French-Canadians saw themselves as Canadiens and not as British subjects. They were nationalists and believed that Canada should be independent from Britain. When the Canadian government agreed to send volunteers to fight for England in Africa and later on in WWI, the nationalists and their leader – Henri Bourassa – protested against it. Bourassa expressed his nationalist view by resigning from Laurier’s Cabinet.
The French lost the right to educate children in Catholic schools in French in Manitoba, Saskatchewan and Alberta. The people of Quebec felt abandoned and neglected by the Canadian government since their language rights were not being protected.
Canada’s Changing Population
Laurier launched a campaign to get an increase in immigration – he circulated posters in US and in Europe. The large wave of immigrants came because entry in Canada was very easy.
The government offered new immigrants willing to start farming 160 acres of land in the Prairies for only $10.
Not everyone is welcomed (at this time, only white immigrants are encouraged to come)
Many Canadians were ethnocentric – believed their own race and group was superior.
Many immigrants were discriminated against; many French people feared this invasion of immigrants as destroyers of the French culture.
Eastern Europeans – Ukrainians and Poles were ridiculed and marginalized for their customs.
R.B. Bennett, Canadian Prime-Minister, said in 1907 that BC was supposed to remain a white man’s country, talking about the influx of Japanese, Chinese and East Indian immigrants.
When white workers revolted against Asian immigrants the BC government put many restrictions on immigrants coming from China and Japan. Later on, the same government imposed a virtual ban on immigrants from India.
Aboriginal Peoples
Aboriginal peoples lived on reserves or designated areas of land which the government often partitioned or repossessed when they needed more land for homesteaders. Aboriginal peoples were expected to take up farming and give up on their traditional, hunting-based lifestyle but this lead to many people going hungry.
The Aboriginal population was in decline because of the poor living conditions. In residential schools (school for Native children run by Churches) the living conditions were so bad that many kids died from tuberculosis.
The government had a policy of assimilation towards the Native people – they wanted the Aboriginal people to take on the European way of life.

The population in the cities was growing rapidly. Some immigrant groups – Jews – tend to settle more in towns because those seemed more familiar to them. In the cities there was a very obvious difference between the rich and the poor. In the poor parts of the city the workers lived in terrible conditions and experienced diseases such as pneumonia, tuberculosis and typhoid.
An economy transformed
Canada’s economy grew as its population grew.
Timber, wheat and minerals were the main exports. Mining was also a major industry. The economic boom of the early 1900’s led to a great development.
Technological developments: the telephone (about 300 000 in Canada in 1911) as well as wireless Radios.

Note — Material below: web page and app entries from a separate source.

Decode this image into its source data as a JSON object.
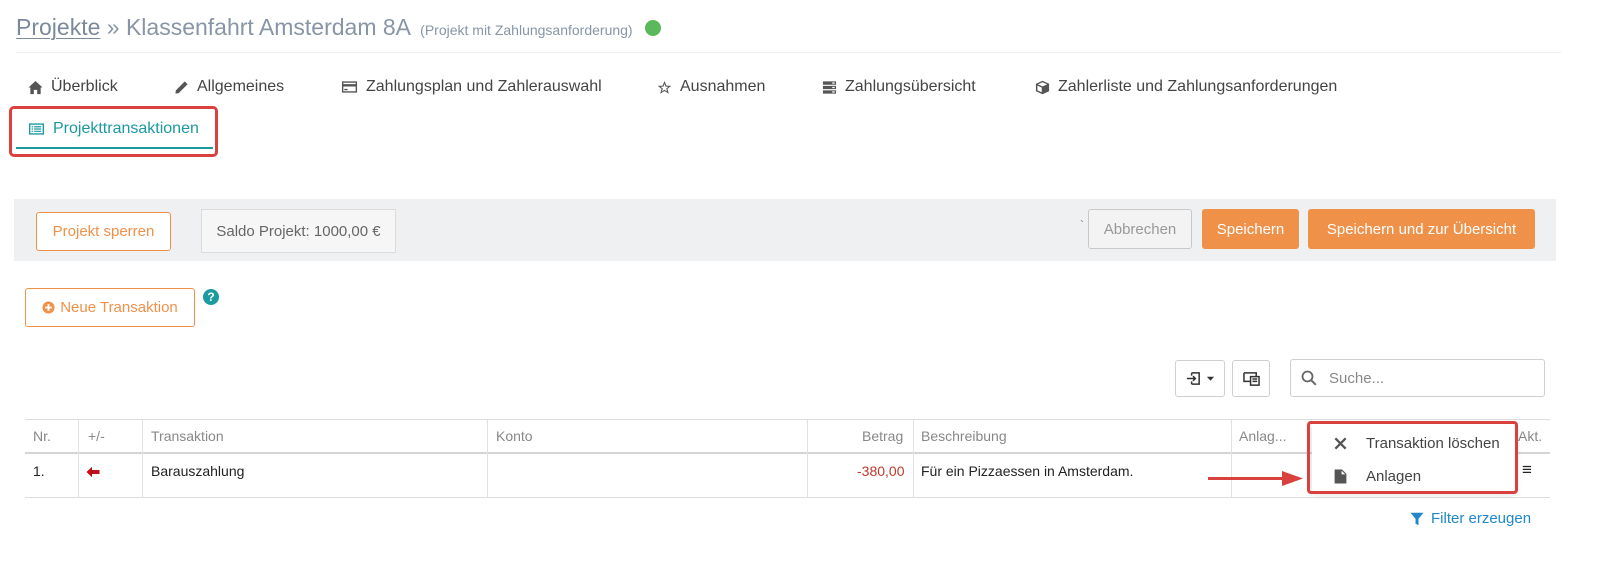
{
  "header": {
    "breadcrumb_link": "Projekte",
    "separator": "»",
    "project_name": "Klassenfahrt Amsterdam 8A",
    "project_type": "(Projekt mit Zahlungsanforderung)",
    "status_color": "#5cb85c"
  },
  "tabs": [
    {
      "label": "Überblick",
      "icon": "home-icon"
    },
    {
      "label": "Allgemeines",
      "icon": "pencil-icon"
    },
    {
      "label": "Zahlungsplan und Zahlerauswahl",
      "icon": "credit-card-icon"
    },
    {
      "label": "Ausnahmen",
      "icon": "star-icon"
    },
    {
      "label": "Zahlungsübersicht",
      "icon": "server-icon"
    },
    {
      "label": "Zahlerliste und Zahlungsanforderungen",
      "icon": "cube-icon"
    },
    {
      "label": "Projekttransaktionen",
      "icon": "list-alt-icon",
      "active": true
    }
  ],
  "toolbar": {
    "lock_label": "Projekt sperren",
    "saldo_label": "Saldo Projekt: 1000,00 €",
    "tick": "`",
    "cancel_label": "Abbrechen",
    "save_label": "Speichern",
    "save_overview_label": "Speichern und zur Übersicht"
  },
  "actions": {
    "new_transaction_label": "Neue Transaktion",
    "help_glyph": "?"
  },
  "search": {
    "placeholder": "Suche..."
  },
  "table": {
    "columns": [
      "Nr.",
      "+/-",
      "Transaktion",
      "Konto",
      "Betrag",
      "Beschreibung",
      "Anlag...",
      "Akt."
    ],
    "rows": [
      {
        "nr": "1.",
        "direction": "out",
        "transaktion": "Barauszahlung",
        "konto": "",
        "betrag": "-380,00",
        "beschreibung": "Für ein Pizzaessen in Amsterdam.",
        "menu_glyph": "≡"
      }
    ]
  },
  "dropdown": {
    "delete_label": "Transaktion löschen",
    "attachments_label": "Anlagen"
  },
  "filter": {
    "label": "Filter erzeugen"
  },
  "colors": {
    "accent_teal": "#1b9aa0",
    "orange": "#f0914a",
    "highlight_red": "#d9413e",
    "negative": "#c0392b",
    "link_blue": "#1e88c8"
  }
}
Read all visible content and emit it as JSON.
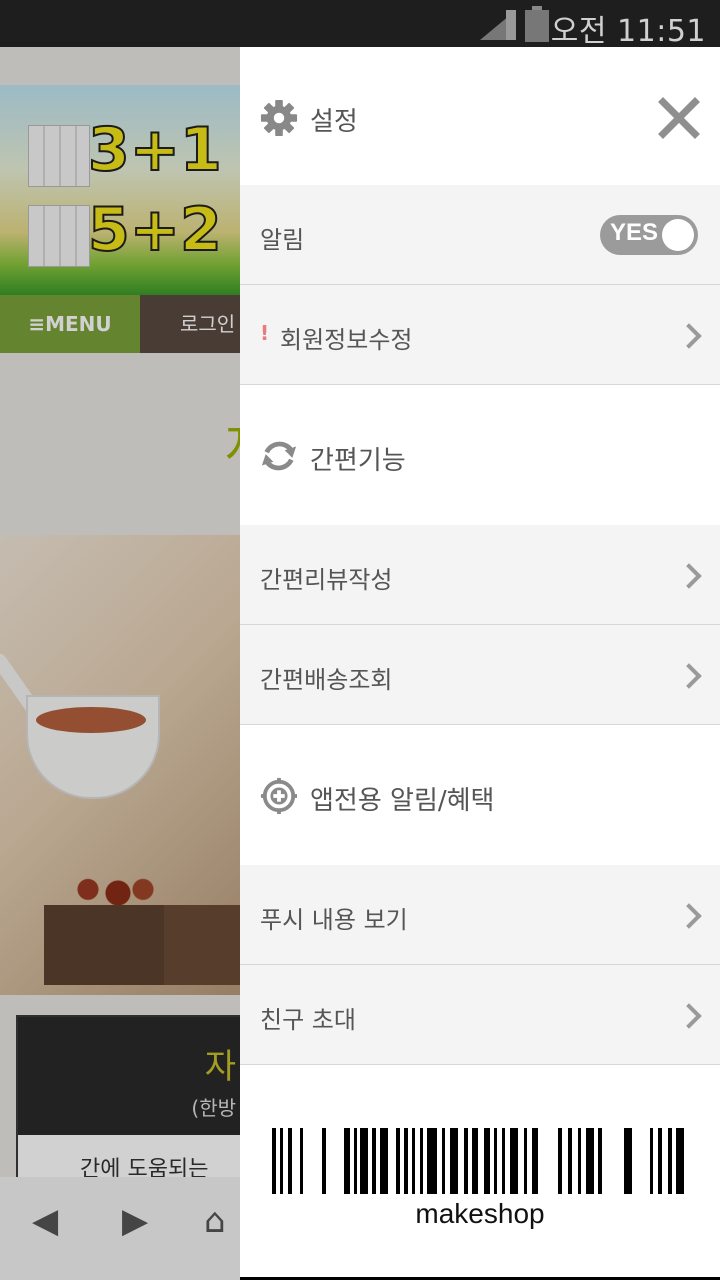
{
  "status_bar": {
    "time": "오전 11:51",
    "signal_icon": "signal-icon",
    "battery_icon": "battery-icon"
  },
  "background_app": {
    "promo_1": "3+1",
    "promo_2": "5+2",
    "menu_label": "≡MENU",
    "login_label": "로그인",
    "section_heading": "자",
    "product_title": "자",
    "product_subtitle": "(한방",
    "product_desc": "간에 도움되는"
  },
  "settings_panel": {
    "header": {
      "title": "설정",
      "gear_icon": "gear-icon",
      "close_icon": "close-icon"
    },
    "notification": {
      "label": "알림",
      "toggle_label": "YES",
      "toggle_on": true
    },
    "member_edit": {
      "marker": "!",
      "label": "회원정보수정"
    },
    "shortcut_section": {
      "title": "간편기능",
      "icon": "refresh-icon"
    },
    "shortcut_items": [
      {
        "label": "간편리뷰작성"
      },
      {
        "label": "간편배송조회"
      }
    ],
    "app_section": {
      "title": "앱전용 알림/혜택",
      "icon": "target-plus-icon"
    },
    "app_items": [
      {
        "label": "푸시 내용 보기"
      },
      {
        "label": "친구 초대"
      }
    ],
    "barcode": {
      "text": "makeshop"
    }
  }
}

Automobiles started appearing on Canadian streets.
Corporate Giants
Maple Leaf Milling, Dominion Steel, Massey-Harris and Imperial Oil controlled most of the industry. They produced cheap goods and paid low wages to their workers.
Trade unions appear asking for safer working conditions, reduced hours of work and better salaries. Strikes were common and would often get violent so the police and the military would be called in to settle the fighting.

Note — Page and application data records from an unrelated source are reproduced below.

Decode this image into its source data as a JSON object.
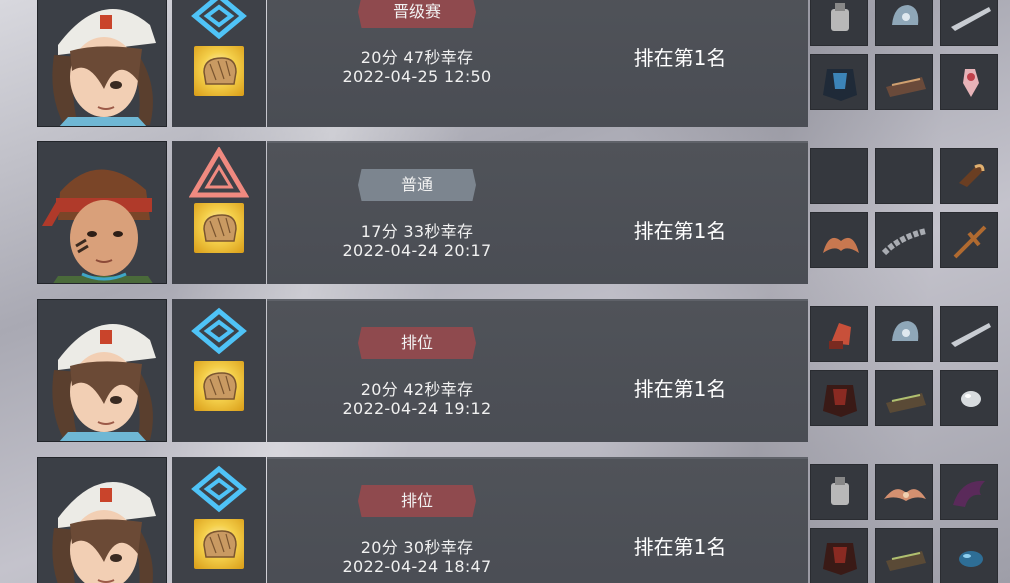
{
  "records": [
    {
      "character": "white-cap-hair-over-eye",
      "mode_icon": "diamond-rank-icon",
      "mode_color": "#4fc3f7",
      "tag": "晋级赛",
      "tag_color": "#8f4a4e",
      "survival": "20分 47秒幸存",
      "date": "2022-04-25 12:50",
      "rank": "排在第1名",
      "items": [
        "glove-icon",
        "helmet-icon",
        "blade-icon",
        "armor-icon",
        "boots-icon",
        "trinket-icon"
      ]
    },
    {
      "character": "red-headband-boy",
      "mode_icon": "triangle-normal-icon",
      "mode_color": "#f08a80",
      "tag": "普通",
      "tag_color": "#7c858f",
      "survival": "17分 33秒幸存",
      "date": "2022-04-24 20:17",
      "rank": "排在第1名",
      "items": [
        "",
        "",
        "bullet-icon",
        "horns-icon",
        "chain-icon",
        "cross-staff-icon"
      ]
    },
    {
      "character": "white-cap-hair-over-eye",
      "mode_icon": "diamond-rank-icon",
      "mode_color": "#4fc3f7",
      "tag": "排位",
      "tag_color": "#8f4a4e",
      "survival": "20分 42秒幸存",
      "date": "2022-04-24 19:12",
      "rank": "排在第1名",
      "items": [
        "fist-icon",
        "helmet-icon",
        "blade-icon",
        "armor-icon",
        "boots-icon",
        "orb-icon"
      ]
    },
    {
      "character": "white-cap-hair-over-eye",
      "mode_icon": "diamond-rank-icon",
      "mode_color": "#4fc3f7",
      "tag": "排位",
      "tag_color": "#8f4a4e",
      "survival": "20分 30秒幸存",
      "date": "2022-04-24 18:47",
      "rank": "排在第1名",
      "items": [
        "glove-icon",
        "wings-icon",
        "claw-icon",
        "armor-icon",
        "boots-icon",
        "gem-icon"
      ]
    }
  ]
}
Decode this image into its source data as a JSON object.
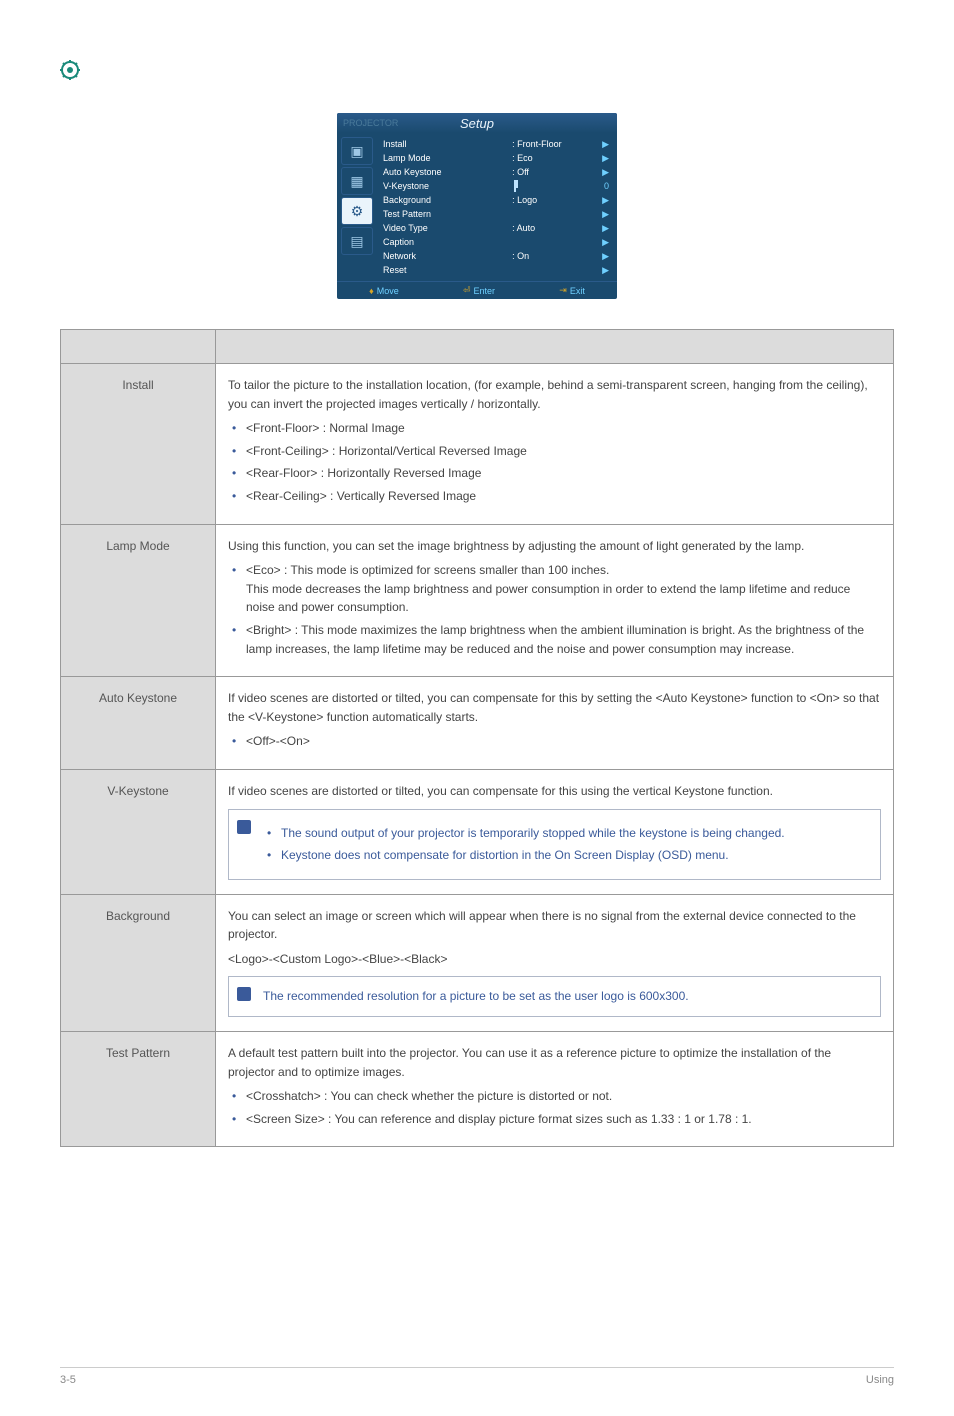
{
  "topIconName": "gear-icon",
  "osd": {
    "projectorTab": "PROJECTOR",
    "title": "Setup",
    "rows": [
      {
        "label": "Install",
        "value": ": Front-Floor",
        "arrow": "▶"
      },
      {
        "label": "Lamp Mode",
        "value": ": Eco",
        "arrow": "▶"
      },
      {
        "label": "Auto Keystone",
        "value": ": Off",
        "arrow": "▶"
      },
      {
        "label": "V-Keystone",
        "value": "slider",
        "arrow": "0"
      },
      {
        "label": "Background",
        "value": ": Logo",
        "arrow": "▶"
      },
      {
        "label": "Test Pattern",
        "value": "",
        "arrow": "▶"
      },
      {
        "label": "Video Type",
        "value": ": Auto",
        "arrow": "▶"
      },
      {
        "label": "Caption",
        "value": "",
        "arrow": "▶"
      },
      {
        "label": "Network",
        "value": ": On",
        "arrow": "▶"
      },
      {
        "label": "Reset",
        "value": "",
        "arrow": "▶"
      }
    ],
    "footer": {
      "move": "Move",
      "enter": "Enter",
      "exit": "Exit"
    }
  },
  "rows": {
    "install": {
      "title": "Install",
      "desc": "To tailor the picture to the installation location, (for example, behind a semi-transparent screen, hanging from the ceiling), you can invert the projected images vertically / horizontally.",
      "items": [
        "<Front-Floor> : Normal Image",
        "<Front-Ceiling> : Horizontal/Vertical Reversed Image",
        "<Rear-Floor> : Horizontally Reversed Image",
        "<Rear-Ceiling> : Vertically Reversed Image"
      ]
    },
    "lamp": {
      "title": "Lamp Mode",
      "desc": "Using this function, you can set the image brightness by adjusting the amount of light generated by the lamp.",
      "eco_lead": "<Eco> : This mode is optimized for screens smaller than 100 inches.",
      "eco_sub": "This mode decreases the lamp brightness and power consumption in order to extend the lamp lifetime and reduce noise and power consumption.",
      "bright": "<Bright> : This mode maximizes the lamp brightness when the ambient illumination is bright. As the brightness of the lamp increases, the lamp lifetime may be reduced and the noise and power consumption may increase."
    },
    "autokey": {
      "title": "Auto Keystone",
      "desc": "If video scenes are distorted or tilted, you can compensate for this by setting the <Auto Keystone> function to <On> so that the <V-Keystone> function automatically starts.",
      "item": "<Off>-<On>"
    },
    "vkey": {
      "title": "V-Keystone",
      "desc": "If video scenes are distorted or tilted, you can compensate for this using the vertical Keystone function.",
      "note1": "The sound output of your projector is temporarily stopped while the keystone is being changed.",
      "note2": "Keystone does not compensate for distortion in the On Screen Display (OSD) menu."
    },
    "bg": {
      "title": "Background",
      "desc": "You can select an image or screen which will appear when there is no signal from the external device connected to the projector.",
      "opts": "<Logo>-<Custom Logo>-<Blue>-<Black>",
      "note": "The recommended resolution for a picture to be set as the user logo is 600x300."
    },
    "test": {
      "title": "Test Pattern",
      "desc": "A default test pattern built into the projector. You can use it as a reference picture to optimize the installation of the projector and to optimize images.",
      "item1": "<Crosshatch> : You can check whether the picture is distorted or not.",
      "item2": "<Screen Size> : You can reference and display picture format sizes such as 1.33 : 1 or 1.78 : 1."
    }
  },
  "footer": {
    "left": "3-5",
    "right": "Using"
  }
}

1914 – Canada was in recession – industries cut back on production; many people became unemployed.
Resources and the environment
1914 – Residents of BC saw a disaster caused by a railway building company – an explosion led to a rockslide that partially blocked the Fraser River and stopped the salmon from swimming upstream. The rocks remained in the river for about 30 years until a fish ladder was built to allow salmon to swim upstream.
1914 – BC government puts aside 3 national parks – Mount Ravelstoke, Kootenay and Glacier National Park.